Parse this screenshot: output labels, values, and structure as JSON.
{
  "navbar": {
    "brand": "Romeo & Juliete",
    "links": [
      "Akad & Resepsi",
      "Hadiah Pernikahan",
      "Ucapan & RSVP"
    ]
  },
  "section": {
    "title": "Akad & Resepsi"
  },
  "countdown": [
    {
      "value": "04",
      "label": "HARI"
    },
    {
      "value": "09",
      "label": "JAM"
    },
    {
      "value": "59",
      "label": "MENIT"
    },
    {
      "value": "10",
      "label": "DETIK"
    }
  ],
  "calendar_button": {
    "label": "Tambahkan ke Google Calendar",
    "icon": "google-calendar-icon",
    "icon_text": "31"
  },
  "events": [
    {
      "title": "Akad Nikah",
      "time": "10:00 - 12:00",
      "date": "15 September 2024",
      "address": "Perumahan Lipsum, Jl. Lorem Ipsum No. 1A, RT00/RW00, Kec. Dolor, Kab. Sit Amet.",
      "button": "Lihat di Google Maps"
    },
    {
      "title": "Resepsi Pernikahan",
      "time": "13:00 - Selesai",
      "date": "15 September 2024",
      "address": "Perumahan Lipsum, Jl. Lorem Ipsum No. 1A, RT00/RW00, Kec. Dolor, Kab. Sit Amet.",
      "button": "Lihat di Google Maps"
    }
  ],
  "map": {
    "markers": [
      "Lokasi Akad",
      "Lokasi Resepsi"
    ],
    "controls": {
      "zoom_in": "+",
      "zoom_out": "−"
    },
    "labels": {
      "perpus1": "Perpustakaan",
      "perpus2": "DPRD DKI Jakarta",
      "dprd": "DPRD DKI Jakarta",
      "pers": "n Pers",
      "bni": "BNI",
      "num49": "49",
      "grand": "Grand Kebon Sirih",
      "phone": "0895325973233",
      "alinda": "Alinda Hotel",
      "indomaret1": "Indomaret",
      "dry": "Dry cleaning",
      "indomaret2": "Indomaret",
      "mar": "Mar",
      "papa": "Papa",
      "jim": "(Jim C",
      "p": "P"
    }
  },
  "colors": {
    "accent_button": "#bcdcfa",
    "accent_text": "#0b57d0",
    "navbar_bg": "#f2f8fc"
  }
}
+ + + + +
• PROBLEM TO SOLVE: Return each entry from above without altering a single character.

• RESPONSE BOX:
Parse this screenshot: output labels, values, and structure as JSON.
{
  "navbar": {
    "brand": "Romeo & Juliete",
    "links": [
      "Akad & Resepsi",
      "Hadiah Pernikahan",
      "Ucapan & RSVP"
    ]
  },
  "section": {
    "title": "Akad & Resepsi"
  },
  "countdown": [
    {
      "value": "04",
      "label": "HARI"
    },
    {
      "value": "09",
      "label": "JAM"
    },
    {
      "value": "59",
      "label": "MENIT"
    },
    {
      "value": "10",
      "label": "DETIK"
    }
  ],
  "calendar_button": {
    "label": "Tambahkan ke Google Calendar",
    "icon": "google-calendar-icon",
    "icon_text": "31"
  },
  "events": [
    {
      "title": "Akad Nikah",
      "time": "10:00 - 12:00",
      "date": "15 September 2024",
      "address": "Perumahan Lipsum, Jl. Lorem Ipsum No. 1A, RT00/RW00, Kec. Dolor, Kab. Sit Amet.",
      "button": "Lihat di Google Maps"
    },
    {
      "title": "Resepsi Pernikahan",
      "time": "13:00 - Selesai",
      "date": "15 September 2024",
      "address": "Perumahan Lipsum, Jl. Lorem Ipsum No. 1A, RT00/RW00, Kec. Dolor, Kab. Sit Amet.",
      "button": "Lihat di Google Maps"
    }
  ],
  "map": {
    "markers": [
      "Lokasi Akad",
      "Lokasi Resepsi"
    ],
    "controls": {
      "zoom_in": "+",
      "zoom_out": "−"
    },
    "labels": {
      "perpus1": "Perpustakaan",
      "perpus2": "DPRD DKI Jakarta",
      "dprd": "DPRD DKI Jakarta",
      "pers": "n Pers",
      "bni": "BNI",
      "num49": "49",
      "grand": "Grand Kebon Sirih",
      "phone": "0895325973233",
      "alinda": "Alinda Hotel",
      "indomaret1": "Indomaret",
      "dry": "Dry cleaning",
      "indomaret2": "Indomaret",
      "mar": "Mar",
      "papa": "Papa",
      "jim": "(Jim C",
      "p": "P"
    }
  },
  "colors": {
    "accent_button": "#bcdcfa",
    "accent_text": "#0b57d0",
    "navbar_bg": "#f2f8fc"
  }
}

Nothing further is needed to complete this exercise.